The University of the Virgin Islands School of Agriculture unveiled two new sorrel varieties developed right in U.S. Virgin Islands soil on Thursday at the Albert A. Sheen Campus on St. Croix. The varieties – “Festival” and “Midnite” – are a combination of seeds from Nigeria and Ghana crossed with a Black Sorrel variety from Trinidad.
The seeds were obtained by Thomas Zimmerman, assistant director of the Agricultural Experiment Station, 12 years ago from the USDA Plant Genetic Resources Conservation Unit in Griffin, Georgia. “The Ghana one had a unique leaf characteristic and the one from Nigeria had a large fruit,” Zimmerman said. The varieties are a combination of the Caribbean and Africa together, and the research has taken 11 years.
Once the seeds from Africa were obtained, Zimmerman and his team went to work breeding them into the Black Sorrel that can be found locally. Plants from these crosses were grown out for three generations and selected for dark fruit and high production. Selections from the third generation were then crossed with a “day neutral” variety from St. Kitts. The seed was planted in January and then moved into the field in February.
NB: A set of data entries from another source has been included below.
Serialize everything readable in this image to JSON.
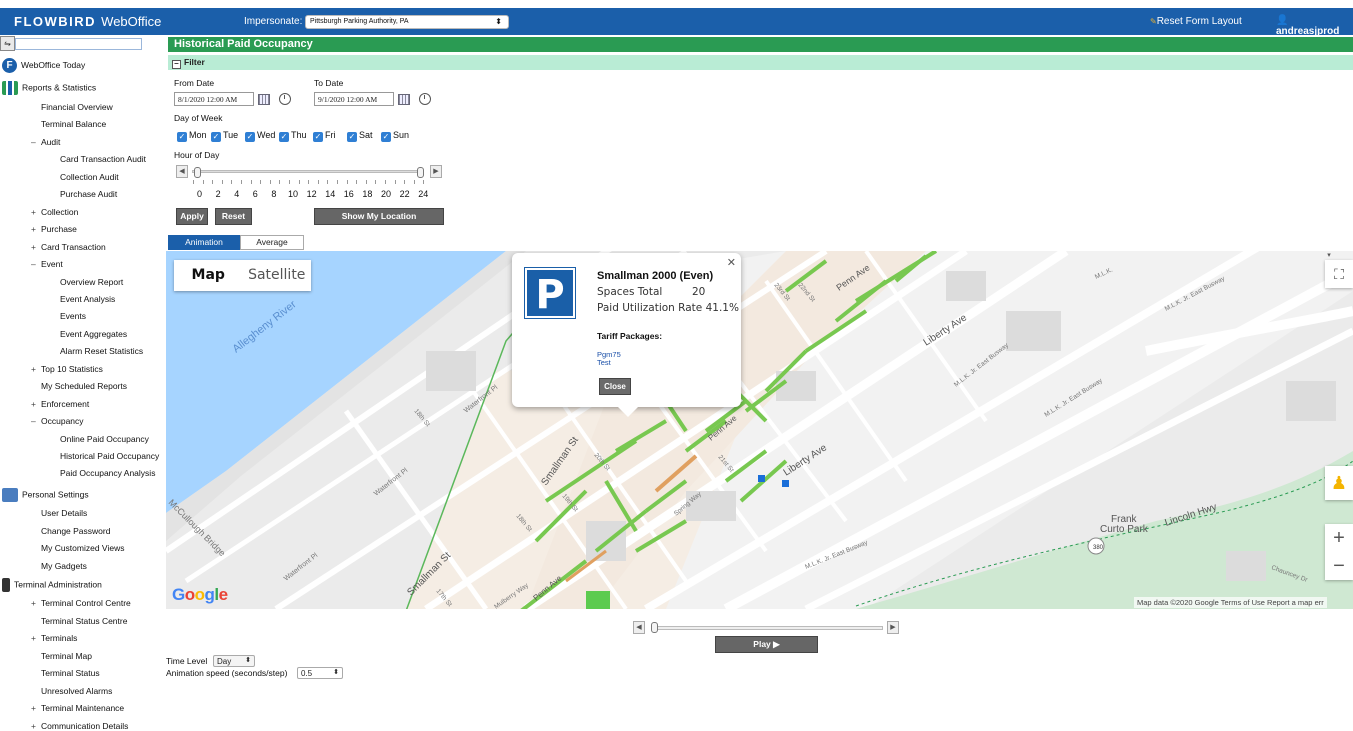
{
  "header": {
    "brand": "FLOWBIRD",
    "brand_suffix": "WebOffice",
    "impersonate_label": "Impersonate:",
    "impersonate_value": "Pittsburgh Parking Authority, PA",
    "reset_layout": "Reset Form Layout",
    "user": "andreasjprod"
  },
  "sidebar": {
    "webofficetoday": "WebOffice Today",
    "reports": "Reports & Statistics",
    "items": [
      {
        "label": "Financial Overview",
        "exp": ""
      },
      {
        "label": "Terminal Balance",
        "exp": ""
      },
      {
        "label": "Audit",
        "exp": "–"
      },
      {
        "label": "Card Transaction Audit",
        "exp": ""
      },
      {
        "label": "Collection Audit",
        "exp": ""
      },
      {
        "label": "Purchase Audit",
        "exp": ""
      },
      {
        "label": "Collection",
        "exp": "+"
      },
      {
        "label": "Purchase",
        "exp": "+"
      },
      {
        "label": "Card Transaction",
        "exp": "+"
      },
      {
        "label": "Event",
        "exp": "–"
      },
      {
        "label": "Overview Report",
        "exp": ""
      },
      {
        "label": "Event Analysis",
        "exp": ""
      },
      {
        "label": "Events",
        "exp": ""
      },
      {
        "label": "Event Aggregates",
        "exp": ""
      },
      {
        "label": "Alarm Reset Statistics",
        "exp": ""
      },
      {
        "label": "Top 10 Statistics",
        "exp": "+"
      },
      {
        "label": "My Scheduled Reports",
        "exp": ""
      },
      {
        "label": "Enforcement",
        "exp": "+"
      },
      {
        "label": "Occupancy",
        "exp": "–"
      },
      {
        "label": "Online Paid Occupancy",
        "exp": ""
      },
      {
        "label": "Historical Paid Occupancy",
        "exp": ""
      },
      {
        "label": "Paid Occupancy Analysis",
        "exp": ""
      }
    ],
    "personal": "Personal Settings",
    "personal_items": [
      {
        "label": "User Details",
        "exp": ""
      },
      {
        "label": "Change Password",
        "exp": ""
      },
      {
        "label": "My Customized Views",
        "exp": ""
      },
      {
        "label": "My Gadgets",
        "exp": ""
      }
    ],
    "terminal_admin": "Terminal Administration",
    "terminal_items": [
      {
        "label": "Terminal Control Centre",
        "exp": "+"
      },
      {
        "label": "Terminal Status Centre",
        "exp": ""
      },
      {
        "label": "Terminals",
        "exp": "+"
      },
      {
        "label": "Terminal Map",
        "exp": ""
      },
      {
        "label": "Terminal Status",
        "exp": ""
      },
      {
        "label": "Unresolved Alarms",
        "exp": ""
      },
      {
        "label": "Terminal Maintenance",
        "exp": "+"
      },
      {
        "label": "Communication Details",
        "exp": "+"
      }
    ]
  },
  "page": {
    "title": "Historical Paid Occupancy",
    "filter": "Filter",
    "from_label": "From Date",
    "from_value": "8/1/2020 12:00 AM",
    "to_label": "To Date",
    "to_value": "9/1/2020 12:00 AM",
    "dow_label": "Day of Week",
    "days": [
      "Mon",
      "Tue",
      "Wed",
      "Thu",
      "Fri",
      "Sat",
      "Sun"
    ],
    "hour_label": "Hour of Day",
    "hours": [
      "0",
      "2",
      "4",
      "6",
      "8",
      "10",
      "12",
      "14",
      "16",
      "18",
      "20",
      "22",
      "24"
    ],
    "apply": "Apply",
    "reset": "Reset",
    "show_location": "Show My Location",
    "tab_animation": "Animation",
    "tab_average": "Average"
  },
  "map": {
    "map_btn": "Map",
    "satellite_btn": "Satellite",
    "attribution": "Map data ©2020 Google   Terms of Use   Report a map err",
    "logo": [
      "G",
      "o",
      "o",
      "g",
      "l",
      "e"
    ],
    "labels": {
      "allegheny": "Allegheny River",
      "waterfront1": "Waterfront Pl",
      "waterfront2": "Waterfront Pl",
      "waterfront3": "Waterfront Pl",
      "mccullough": "McCullough Bridge",
      "smallman1": "Smallman St",
      "smallman2": "Smallman St",
      "penn1": "Penn Ave",
      "penn2": "Penn Ave",
      "penn3": "Penn Ave",
      "liberty1": "Liberty Ave",
      "liberty2": "Liberty Ave",
      "mlk1": "M.L.K. Jr. East Busway",
      "mlk2": "M.L.K. Jr. East Busway",
      "mlk3": "M.L.K. Jr. East Busway",
      "mlk4": "M.L.K. Jr. East Busway",
      "mlk5": "M.L.K.",
      "spring": "Spring Way",
      "mulberry": "Mulberry Way",
      "lincoln": "Lincoln Hwy",
      "frank": "Frank",
      "curto": "Curto Park",
      "chauncey": "Chauncey Dr",
      "route": "380",
      "s18": "18th St",
      "s17": "17th St",
      "s19": "19th St",
      "s20": "20th St",
      "s21": "21st St",
      "s22": "22nd St",
      "s23": "23rd St",
      "s18b": "18th St"
    }
  },
  "popup": {
    "title": "Smallman 2000 (Even)",
    "spaces_label": "Spaces Total",
    "spaces_value": "20",
    "util_label": "Paid Utilization Rate",
    "util_value": "41.1%",
    "tariff_label": "Tariff Packages:",
    "tariffs": [
      "Pgm75",
      "Test"
    ],
    "close": "Close",
    "icon": "P"
  },
  "bottom": {
    "play": "Play ▶",
    "time_level_label": "Time Level",
    "time_level_value": "Day",
    "speed_label": "Animation speed (seconds/step)",
    "speed_value": "0.5"
  }
}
“As you can see, we are in April; you don’t really think of sorrel in April. You think of sorrel during the Christmas time, but here we are in the spring with sorrel still producing,” Zimmerman said.
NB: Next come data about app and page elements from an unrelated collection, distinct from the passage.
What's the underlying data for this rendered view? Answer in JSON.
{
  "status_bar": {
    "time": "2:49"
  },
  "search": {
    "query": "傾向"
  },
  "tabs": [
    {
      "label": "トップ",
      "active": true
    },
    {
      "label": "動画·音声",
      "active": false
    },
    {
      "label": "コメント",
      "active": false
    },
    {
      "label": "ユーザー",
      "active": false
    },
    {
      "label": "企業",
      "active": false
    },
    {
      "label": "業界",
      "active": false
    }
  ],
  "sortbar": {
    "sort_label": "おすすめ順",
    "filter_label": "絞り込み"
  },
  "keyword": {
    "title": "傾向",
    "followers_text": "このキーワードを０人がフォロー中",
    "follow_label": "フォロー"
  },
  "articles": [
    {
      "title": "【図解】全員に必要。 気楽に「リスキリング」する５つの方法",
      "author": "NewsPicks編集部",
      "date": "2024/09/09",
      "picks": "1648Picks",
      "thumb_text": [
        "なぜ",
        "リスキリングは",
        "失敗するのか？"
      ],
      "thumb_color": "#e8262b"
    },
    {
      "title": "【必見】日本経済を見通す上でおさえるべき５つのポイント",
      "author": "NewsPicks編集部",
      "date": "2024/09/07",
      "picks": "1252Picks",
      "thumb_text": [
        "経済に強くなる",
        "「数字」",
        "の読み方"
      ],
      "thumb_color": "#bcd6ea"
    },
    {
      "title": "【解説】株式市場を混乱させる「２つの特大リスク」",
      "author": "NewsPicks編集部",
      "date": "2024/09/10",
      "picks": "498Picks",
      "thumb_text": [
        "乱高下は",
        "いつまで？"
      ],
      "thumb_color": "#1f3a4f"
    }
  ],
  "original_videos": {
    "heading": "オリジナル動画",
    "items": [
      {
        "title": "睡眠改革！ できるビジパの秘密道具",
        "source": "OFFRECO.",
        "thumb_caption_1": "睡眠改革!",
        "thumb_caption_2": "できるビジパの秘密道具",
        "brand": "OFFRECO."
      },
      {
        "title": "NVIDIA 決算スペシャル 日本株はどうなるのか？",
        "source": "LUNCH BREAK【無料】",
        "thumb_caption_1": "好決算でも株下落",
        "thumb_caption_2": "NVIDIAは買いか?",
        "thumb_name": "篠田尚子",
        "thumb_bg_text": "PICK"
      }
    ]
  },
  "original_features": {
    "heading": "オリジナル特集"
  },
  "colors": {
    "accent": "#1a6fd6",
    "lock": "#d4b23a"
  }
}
Zimmerman and his team were able to select the plants with day neutral characteristics because they were flowering. “We were able to naturally select from the plants that would produce into the spring all the way up to June. Those that would not flower we had no seeds from so that was easy to make a selection,” Zimmerman said. “When you plant into the fall, because we are going into the shorter days, all the plants flower and set fruit. Therefore, you are not able to select for the day neutral characteristic.”
The new varieties can produce sorrel for up to 10 months and have similar nutrients to what you would find in a blueberry.
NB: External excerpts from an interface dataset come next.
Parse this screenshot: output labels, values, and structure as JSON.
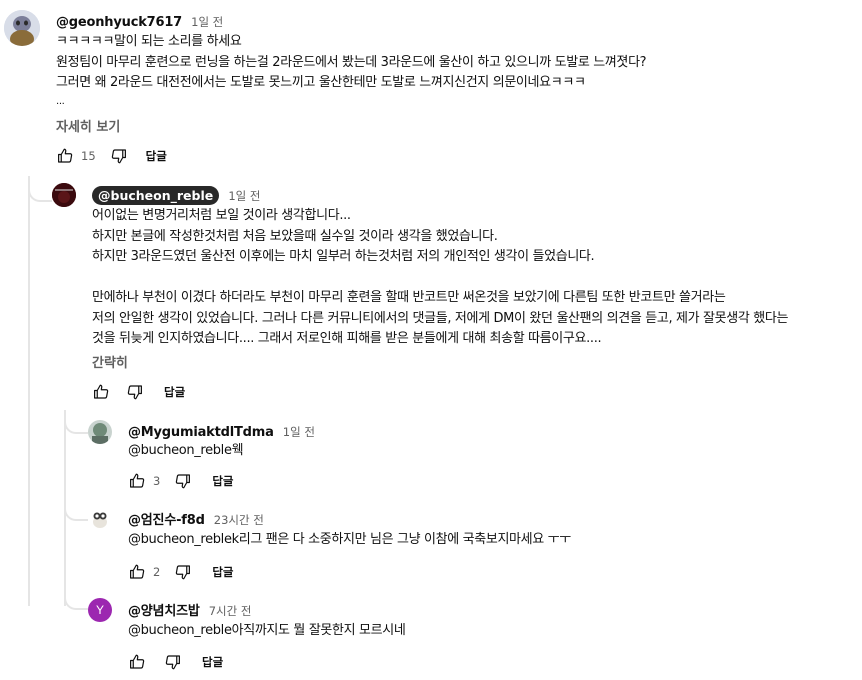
{
  "top_comment": {
    "author": "@geonhyuck7617",
    "time": "1일 전",
    "lines": [
      "ㅋㅋㅋㅋㅋ말이 되는 소리를 하세요",
      "원정팀이 마무리 훈련으로 런닝을 하는걸 2라운드에서 봤는데 3라운드에 울산이 하고 있으니까 도발로 느껴졋다?",
      "그러면 왜 2라운드 대전전에서는 도발로 못느끼고 울산한테만 도발로 느껴지신건지 의문이네요ㅋㅋㅋ",
      "..."
    ],
    "more_label": "자세히 보기",
    "likes": "15",
    "reply_label": "답글"
  },
  "creator_reply": {
    "author": "@bucheon_reble",
    "time": "1일 전",
    "lines": [
      "어이없는 변명거리처럼 보일 것이라 생각합니다...",
      "하지만 본글에 작성한것처럼 처음 보았을때 실수일 것이라 생각을 했었습니다.",
      "하지만 3라운드였던 울산전 이후에는 마치 일부러 하는것처럼 저의 개인적인 생각이 들었습니다.",
      "",
      "만에하나 부천이 이겼다 하더라도 부천이 마무리 훈련을 할때 반코트만 써온것을 보았기에 다른팀 또한 반코트만 쓸거라는",
      "저의 안일한 생각이 있었습니다. 그러나 다른 커뮤니티에서의 댓글들, 저에게 DM이 왔던 울산팬의 의견을 듣고, 제가 잘못생각 했다는",
      "것을 뒤늦게 인지하였습니다.... 그래서 저로인해 피해를 받은 분들에게 대해 최송할 따름이구요...."
    ],
    "less_label": "간략히",
    "likes": "",
    "reply_label": "답글"
  },
  "replies": [
    {
      "author": "@MygumiaktdlTdma",
      "time": "1일 전",
      "mention": "@bucheon_reble",
      "text": "웩",
      "likes": "3",
      "reply_label": "답글",
      "avatar_color": "#6f8a78"
    },
    {
      "author": "@엄진수-f8d",
      "time": "23시간 전",
      "mention": "@bucheon_reble",
      "text": "k리그 팬은 다 소중하지만 님은 그냥 이참에 국축보지마세요 ㅜㅜ",
      "likes": "2",
      "reply_label": "답글",
      "avatar_color": "#e6e6e6"
    },
    {
      "author": "@양념치즈밥",
      "time": "7시간 전",
      "mention": "@bucheon_reble",
      "text": "아직까지도 뭘 잘못한지 모르시네",
      "likes": "",
      "reply_label": "답글",
      "avatar_letter": "Y",
      "avatar_color": "#9c27b0"
    }
  ],
  "colors": {
    "text": "#0f0f0f",
    "meta": "#606060",
    "chip_bg": "#282828"
  }
}
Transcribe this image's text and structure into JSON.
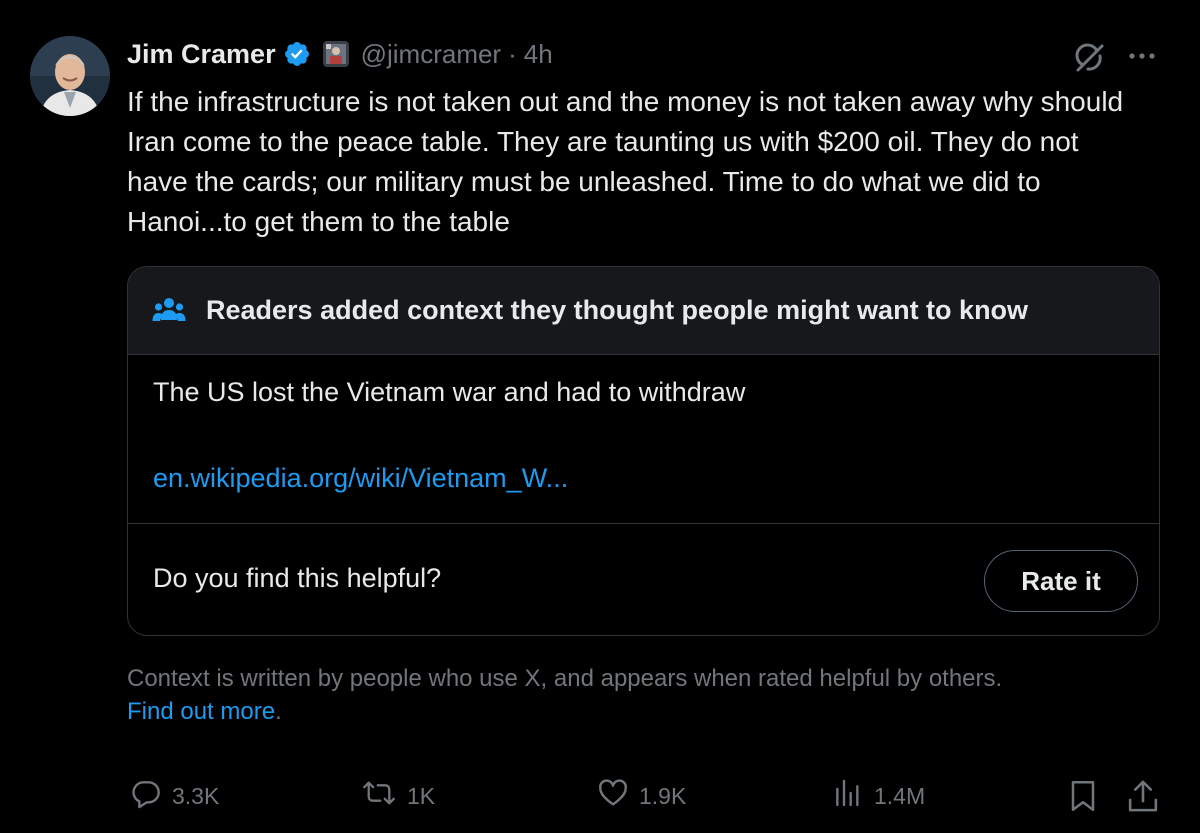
{
  "author": {
    "name": "Jim Cramer",
    "handle": "@jimcramer",
    "separator": "·",
    "time": "4h"
  },
  "tweet": {
    "text": "If the infrastructure is not taken out and the money is not taken away why should Iran come to the peace table. They are taunting us with $200 oil. They do not have the cards; our military must be unleashed. Time to do what we did to Hanoi...to get them to the table"
  },
  "community_note": {
    "header": "Readers added context they thought people might want to know",
    "body": "The US lost the Vietnam war and had to withdraw",
    "link_text": "en.wikipedia.org/wiki/Vietnam_W...",
    "question": "Do you find this helpful?",
    "rate_button": "Rate it"
  },
  "disclaimer": {
    "text": "Context is written by people who use X, and appears when rated helpful by others.",
    "link": "Find out more",
    "link_suffix": "."
  },
  "actions": {
    "replies": "3.3K",
    "reposts": "1K",
    "likes": "1.9K",
    "views": "1.4M"
  },
  "icons": {
    "verified": "verified-badge-icon",
    "grok": "grok-icon",
    "more": "more-icon",
    "people": "people-icon",
    "reply": "reply-icon",
    "repost": "repost-icon",
    "like": "heart-icon",
    "views": "views-icon",
    "bookmark": "bookmark-icon",
    "share": "share-icon"
  },
  "colors": {
    "background": "#000000",
    "text": "#e7e9ea",
    "secondary": "#71767b",
    "accent": "#1d9bf0",
    "border": "#2f3336",
    "note_header_bg": "#16181c"
  }
}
If you are wondering how to tell them apart, “Festival” has a longer fruit, while “Midnite” has a unique leaf shape and open leaf canopy that reveals fruiting calyxes. Despite the heavy winds on the fields of UVI, the sorrel plants have been able to thrive. There was a point after hurricanes Irma and Maria when Zimmerman was concerned due to the loss of power generation, but he and his team were able to sustain the varieties and the research continued.
Seeds for these varieties will be available in May. “We should have an ample supply of seeds by then,” Zimmerman said. “I recommend starting a new plant every two months starting in June so that it can produce more in the fall.”
“It is a Caribbean thing, it is a local thing, it is good for you [and] has a lot of nutrients for you. We can replace some of the fruit that we import, and we got it right here and we can grow it,” he said.
Zimmerman said that he will be donating the two varieties to the USDA so they can be made available around the world. “The names are Crucian names and people will know that these names come from the Virgin Islands,” he said.
The debut of the two varieties can be viewed online at the UVI School of Agriculture’s Facebook page.